  • Both countries engaged in a tit-for-tat tariff policy, giving momentum to global trends towards trade protectionism. When India was denied an exemption by the U.S. from increased tariffs on steel and aluminium imports, it reciprocated by hiking import duties on 29 American export products, including pulses and iron and steel products..
  • A broader disadvantage for India of a spiralling trade war with the U.S. is that it could easily spin out of control and create rifts in other areas such as security and diplomacy. If that happens, it may be of considerable benefit to China.

The U.K. problem

  • If the U.K. has a ‘hard Brexit’, India may be looking at unexpected complications regarding trade adjustment, and a U.K.-India Free Trade Agreement (FTA) may be out of the question.

Way forward for India

  • For India to secure its trade interests, it needs to renegotiate with both the EU and the U.K. for goods and services.
  • Also, the discussion on FTA with the EU must be resumed and a similar conversation must be launched with the U.K.
  • If these negotiations are managed carefully, Brexit may even emerge as an opportunity for India to recalibrate the legal terms of its trade with the U.K. and the EU, at the multilateral level, and through free trade agreements.

 

Editorial Simplified: Integrating the Island | GS – II

Relevance : GS Paper II & III
(International Relations and Internal Security)


Why has this issue cropped up?

Recently, the Prime Minister visited the Andaman and Nicobar Islands.


Historical significance of Andaman Islands

  • In the 17th and 18th centuries, they were the site of contestation between European colonial powers — Portugal, the Netherlands, France and Britain.
  • Britain occupied the islands at the end of the 18th century in search of a permanent military base. From a potential platform for power projection, the islands became a penal colony for the Raj.
  • After the Second World War, the partition of India and the Cold War between America and Russia, the Andamans became marginal to the new geopolitics.

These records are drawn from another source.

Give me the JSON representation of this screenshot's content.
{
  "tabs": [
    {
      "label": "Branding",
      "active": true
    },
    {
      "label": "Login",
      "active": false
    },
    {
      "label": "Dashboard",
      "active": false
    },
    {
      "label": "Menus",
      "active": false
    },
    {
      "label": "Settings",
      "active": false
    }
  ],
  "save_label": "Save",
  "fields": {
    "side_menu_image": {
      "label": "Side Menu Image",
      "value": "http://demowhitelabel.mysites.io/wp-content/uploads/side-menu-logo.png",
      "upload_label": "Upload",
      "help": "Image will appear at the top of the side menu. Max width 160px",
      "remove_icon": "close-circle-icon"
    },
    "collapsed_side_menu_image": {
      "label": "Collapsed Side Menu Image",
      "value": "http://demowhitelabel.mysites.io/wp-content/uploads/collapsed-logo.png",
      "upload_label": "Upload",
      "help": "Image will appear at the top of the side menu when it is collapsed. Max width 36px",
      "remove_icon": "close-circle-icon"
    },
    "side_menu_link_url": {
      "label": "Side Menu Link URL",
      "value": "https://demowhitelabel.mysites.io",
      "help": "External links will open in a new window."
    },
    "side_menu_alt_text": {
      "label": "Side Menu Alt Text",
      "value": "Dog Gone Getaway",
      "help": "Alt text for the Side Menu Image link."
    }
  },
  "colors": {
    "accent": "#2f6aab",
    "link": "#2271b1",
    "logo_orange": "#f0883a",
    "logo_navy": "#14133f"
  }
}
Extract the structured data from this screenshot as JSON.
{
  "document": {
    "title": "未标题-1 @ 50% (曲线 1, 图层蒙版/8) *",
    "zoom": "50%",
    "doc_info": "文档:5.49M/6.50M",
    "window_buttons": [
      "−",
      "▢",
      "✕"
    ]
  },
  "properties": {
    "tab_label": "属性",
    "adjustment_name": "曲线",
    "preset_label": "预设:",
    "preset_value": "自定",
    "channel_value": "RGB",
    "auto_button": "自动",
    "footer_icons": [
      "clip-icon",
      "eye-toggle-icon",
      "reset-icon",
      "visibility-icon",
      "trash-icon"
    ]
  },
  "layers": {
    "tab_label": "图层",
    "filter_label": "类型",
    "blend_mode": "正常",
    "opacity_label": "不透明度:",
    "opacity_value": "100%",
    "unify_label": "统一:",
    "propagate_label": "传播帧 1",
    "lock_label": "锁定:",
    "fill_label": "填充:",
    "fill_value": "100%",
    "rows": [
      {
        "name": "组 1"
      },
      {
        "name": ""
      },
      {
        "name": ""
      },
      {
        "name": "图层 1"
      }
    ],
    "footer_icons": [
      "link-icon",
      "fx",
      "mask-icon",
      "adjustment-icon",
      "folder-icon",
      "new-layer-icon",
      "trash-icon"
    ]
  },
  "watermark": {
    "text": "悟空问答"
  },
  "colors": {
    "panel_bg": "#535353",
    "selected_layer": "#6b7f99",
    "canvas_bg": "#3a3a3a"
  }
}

Present geopolitical significance of Andaman Islands

Today as a rising China projects its economic and military power into the Indian Ocean, any strategy for regional balance would necessarily involve the economic and military development of the Andaman and Nicobar Islands.


Way forward

  • As in the Second World War, so in the current juncture, it would involve considerable cooperation between India and its major strategic partners.
  • That in turn leads us to the imperative of ending the deliberate isolation of the island chain and promoting economic development, tighter integration with the mainland, strengthening military infrastructure, regional connectivity and international collaboration. The government has initiated some important steps in that direction, including on internet connectivity, visa liberalization, tourism, building new ports, agreements for cooperation with neighboring countries in South East Asia.
  • Finally, any large-scale development would inevitably raise questions about preserving the pristine environment of the Andamans and protecting its vulnerable indigenous populations. As it tries to turn the outpost in the Andamans into a strategic hub, Delhi can draw much from the wealth of international experience on the sustainable transformation of fragile island territories.

Conclusion

Modi’s visit will hopefully begin to change India’s national narrative on the Andamans.